Start of EXTRACTED MATERIAL
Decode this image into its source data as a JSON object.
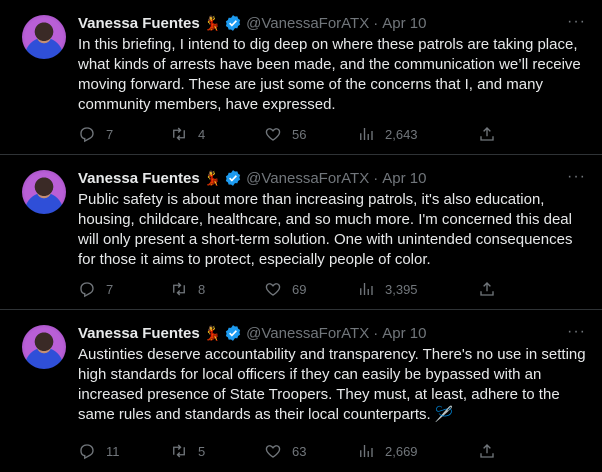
{
  "tweets": [
    {
      "author": "Vanessa Fuentes",
      "emoji": "💃",
      "handle": "@VanessaForATX",
      "dot": "·",
      "date": "Apr 10",
      "more": "···",
      "text": "In this briefing, I intend to dig deep on where these patrols are taking place, what kinds of arrests have been made, and the communication we’ll receive moving forward. These are just some of the concerns that I, and many community members, have expressed.",
      "replies": "7",
      "retweets": "4",
      "likes": "56",
      "views": "2,643"
    },
    {
      "author": "Vanessa Fuentes",
      "emoji": "💃",
      "handle": "@VanessaForATX",
      "dot": "·",
      "date": "Apr 10",
      "more": "···",
      "text": "Public safety is about more than increasing patrols, it's also education, housing, childcare, healthcare, and so much more. I'm concerned this deal will only present a short-term solution. One with unintended consequences for those it aims to protect, especially people of color.",
      "replies": "7",
      "retweets": "8",
      "likes": "69",
      "views": "3,395"
    },
    {
      "author": "Vanessa Fuentes",
      "emoji": "💃",
      "handle": "@VanessaForATX",
      "dot": "·",
      "date": "Apr 10",
      "more": "···",
      "text": "Austinties deserve accountability and transparency. There's no use in setting high standards for local officers if they can easily be bypassed with an increased presence of State Troopers. They must, at least, adhere to the same rules and standards as their local counterparts. 🪡",
      "replies": "11",
      "retweets": "5",
      "likes": "63",
      "views": "2,669"
    }
  ],
  "colors": {
    "background": "#000000",
    "text": "#e7e9ea",
    "muted": "#71767b",
    "verified": "#1d9bf0"
  },
  "icons": [
    "verified-badge-icon",
    "more-icon",
    "reply-icon",
    "retweet-icon",
    "like-icon",
    "views-icon",
    "share-icon"
  ]
}
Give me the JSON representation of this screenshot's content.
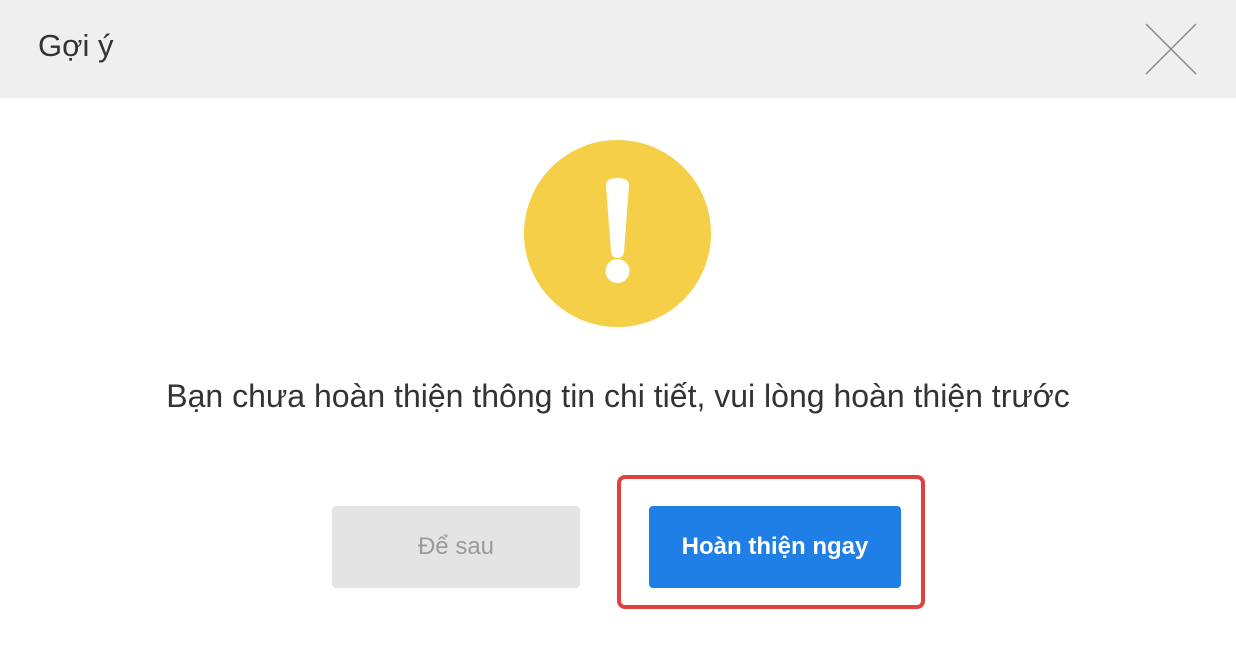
{
  "dialog": {
    "title": "Gợi ý",
    "close_icon": "close-icon",
    "warning_icon": "warning-exclamation-icon",
    "warning_color": "#f4cf47",
    "message": "Bạn chưa hoàn thiện thông tin chi tiết, vui lòng hoàn thiện trước",
    "later_button_label": "Để sau",
    "complete_button_label": "Hoàn thiện ngay",
    "primary_color": "#1f7fe7",
    "highlight_color": "#e0403e"
  }
}
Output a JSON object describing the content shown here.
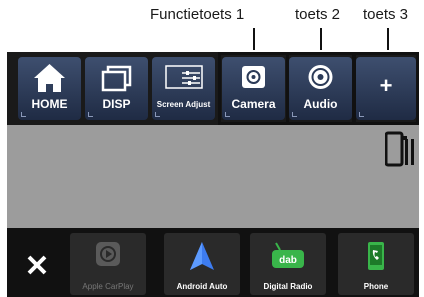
{
  "callouts": {
    "key1": "Functietoets 1",
    "key2": "toets 2",
    "key3": "toets 3"
  },
  "topbar": {
    "keys": [
      {
        "label": "HOME",
        "icon": "home-icon"
      },
      {
        "label": "DISP",
        "icon": "display-icon"
      },
      {
        "label": "Screen Adjust",
        "icon": "screen-adjust-icon"
      },
      {
        "label": "Camera",
        "icon": "camera-icon"
      },
      {
        "label": "Audio",
        "icon": "speaker-icon"
      },
      {
        "label": "+",
        "icon": "plus-icon"
      }
    ]
  },
  "bottombar": {
    "close_icon": "close-icon",
    "apps": [
      {
        "label": "Apple CarPlay",
        "icon": "carplay-icon",
        "enabled": false
      },
      {
        "label": "Android Auto",
        "icon": "android-auto-icon",
        "enabled": true
      },
      {
        "label": "Digital Radio",
        "icon": "dab-icon",
        "enabled": true
      },
      {
        "label": "Phone",
        "icon": "phone-icon",
        "enabled": true
      }
    ]
  },
  "colors": {
    "key_gradient_top": "#3e4f6f",
    "key_gradient_bottom": "#1f2b44",
    "screen_background": "#9c9c9c",
    "bar_background": "#1a1a1a"
  }
}
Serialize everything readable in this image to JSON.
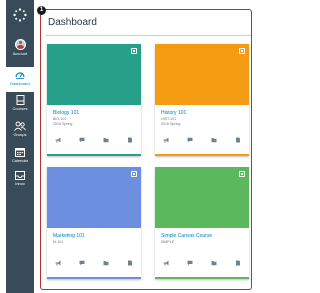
{
  "page": {
    "title": "Dashboard",
    "step_number": "1"
  },
  "nav": {
    "items": [
      {
        "label": "Account",
        "icon": "avatar",
        "active": false
      },
      {
        "label": "Dashboard",
        "icon": "dashboard-icon",
        "active": true
      },
      {
        "label": "Courses",
        "icon": "courses-icon",
        "active": false
      },
      {
        "label": "Groups",
        "icon": "groups-icon",
        "active": false
      },
      {
        "label": "Calendar",
        "icon": "calendar-icon",
        "active": false
      },
      {
        "label": "Inbox",
        "icon": "inbox-icon",
        "active": false
      }
    ]
  },
  "cards": [
    {
      "name": "Biology 101",
      "code": "BIO-101",
      "term": "2016 Spring",
      "color": "#27a08a"
    },
    {
      "name": "History 101",
      "code": "HIST-101",
      "term": "2016 Spring",
      "color": "#f39c12"
    },
    {
      "name": "Marketing 101",
      "code": "M-101",
      "term": "",
      "color": "#6d8fe0"
    },
    {
      "name": "Simple Canvas Course",
      "code": "SIMPLE",
      "term": "",
      "color": "#5cb85c"
    }
  ],
  "card_icons": [
    "announcements-icon",
    "discussions-icon",
    "files-icon",
    "assignments-icon"
  ],
  "colors": {
    "nav_bg": "#394b58",
    "link": "#0081c6",
    "highlight": "#b3312f"
  }
}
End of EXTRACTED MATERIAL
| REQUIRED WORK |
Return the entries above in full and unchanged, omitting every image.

| WRITTEN ANSWER |
Decode this image into its source data as a JSON object.
{
  "tweets": [
    {
      "author": "Vanessa Fuentes",
      "emoji": "💃",
      "handle": "@VanessaForATX",
      "dot": "·",
      "date": "Apr 10",
      "more": "···",
      "text": "In this briefing, I intend to dig deep on where these patrols are taking place, what kinds of arrests have been made, and the communication we’ll receive moving forward. These are just some of the concerns that I, and many community members, have expressed.",
      "replies": "7",
      "retweets": "4",
      "likes": "56",
      "views": "2,643"
    },
    {
      "author": "Vanessa Fuentes",
      "emoji": "💃",
      "handle": "@VanessaForATX",
      "dot": "·",
      "date": "Apr 10",
      "more": "···",
      "text": "Public safety is about more than increasing patrols, it's also education, housing, childcare, healthcare, and so much more. I'm concerned this deal will only present a short-term solution. One with unintended consequences for those it aims to protect, especially people of color.",
      "replies": "7",
      "retweets": "8",
      "likes": "69",
      "views": "3,395"
    },
    {
      "author": "Vanessa Fuentes",
      "emoji": "💃",
      "handle": "@VanessaForATX",
      "dot": "·",
      "date": "Apr 10",
      "more": "···",
      "text": "Austinties deserve accountability and transparency. There's no use in setting high standards for local officers if they can easily be bypassed with an increased presence of State Troopers. They must, at least, adhere to the same rules and standards as their local counterparts. 🪡",
      "replies": "11",
      "retweets": "5",
      "likes": "63",
      "views": "2,669"
    }
  ],
  "colors": {
    "background": "#000000",
    "text": "#e7e9ea",
    "muted": "#71767b",
    "verified": "#1d9bf0"
  },
  "icons": [
    "verified-badge-icon",
    "more-icon",
    "reply-icon",
    "retweet-icon",
    "like-icon",
    "views-icon",
    "share-icon"
  ]
}
Give me the JSON representation of this screenshot's content.
{
  "dialog": {
    "title": "Gợi ý",
    "close_icon": "close-icon",
    "warning_icon": "warning-exclamation-icon",
    "warning_color": "#f4cf47",
    "message": "Bạn chưa hoàn thiện thông tin chi tiết, vui lòng hoàn thiện trước",
    "later_button_label": "Để sau",
    "complete_button_label": "Hoàn thiện ngay",
    "primary_color": "#1f7fe7",
    "highlight_color": "#e0403e"
  }
}
Output a JSON object describing the content shown here.
{
  "callouts": {
    "key1": "Functietoets 1",
    "key2": "toets 2",
    "key3": "toets 3"
  },
  "topbar": {
    "keys": [
      {
        "label": "HOME",
        "icon": "home-icon"
      },
      {
        "label": "DISP",
        "icon": "display-icon"
      },
      {
        "label": "Screen Adjust",
        "icon": "screen-adjust-icon"
      },
      {
        "label": "Camera",
        "icon": "camera-icon"
      },
      {
        "label": "Audio",
        "icon": "speaker-icon"
      },
      {
        "label": "+",
        "icon": "plus-icon"
      }
    ]
  },
  "bottombar": {
    "close_icon": "close-icon",
    "apps": [
      {
        "label": "Apple CarPlay",
        "icon": "carplay-icon",
        "enabled": false
      },
      {
        "label": "Android Auto",
        "icon": "android-auto-icon",
        "enabled": true
      },
      {
        "label": "Digital Radio",
        "icon": "dab-icon",
        "enabled": true
      },
      {
        "label": "Phone",
        "icon": "phone-icon",
        "enabled": true
      }
    ]
  },
  "colors": {
    "key_gradient_top": "#3e4f6f",
    "key_gradient_bottom": "#1f2b44",
    "screen_background": "#9c9c9c",
    "bar_background": "#1a1a1a"
  }
}
Serialize everything readable in this image to JSON.
{
  "page": {
    "title": "Dashboard",
    "step_number": "1"
  },
  "nav": {
    "items": [
      {
        "label": "Account",
        "icon": "avatar",
        "active": false
      },
      {
        "label": "Dashboard",
        "icon": "dashboard-icon",
        "active": true
      },
      {
        "label": "Courses",
        "icon": "courses-icon",
        "active": false
      },
      {
        "label": "Groups",
        "icon": "groups-icon",
        "active": false
      },
      {
        "label": "Calendar",
        "icon": "calendar-icon",
        "active": false
      },
      {
        "label": "Inbox",
        "icon": "inbox-icon",
        "active": false
      }
    ]
  },
  "cards": [
    {
      "name": "Biology 101",
      "code": "BIO-101",
      "term": "2016 Spring",
      "color": "#27a08a"
    },
    {
      "name": "History 101",
      "code": "HIST-101",
      "term": "2016 Spring",
      "color": "#f39c12"
    },
    {
      "name": "Marketing 101",
      "code": "M-101",
      "term": "",
      "color": "#6d8fe0"
    },
    {
      "name": "Simple Canvas Course",
      "code": "SIMPLE",
      "term": "",
      "color": "#5cb85c"
    }
  ],
  "card_icons": [
    "announcements-icon",
    "discussions-icon",
    "files-icon",
    "assignments-icon"
  ],
  "colors": {
    "nav_bg": "#394b58",
    "link": "#0081c6",
    "highlight": "#b3312f"
  }
}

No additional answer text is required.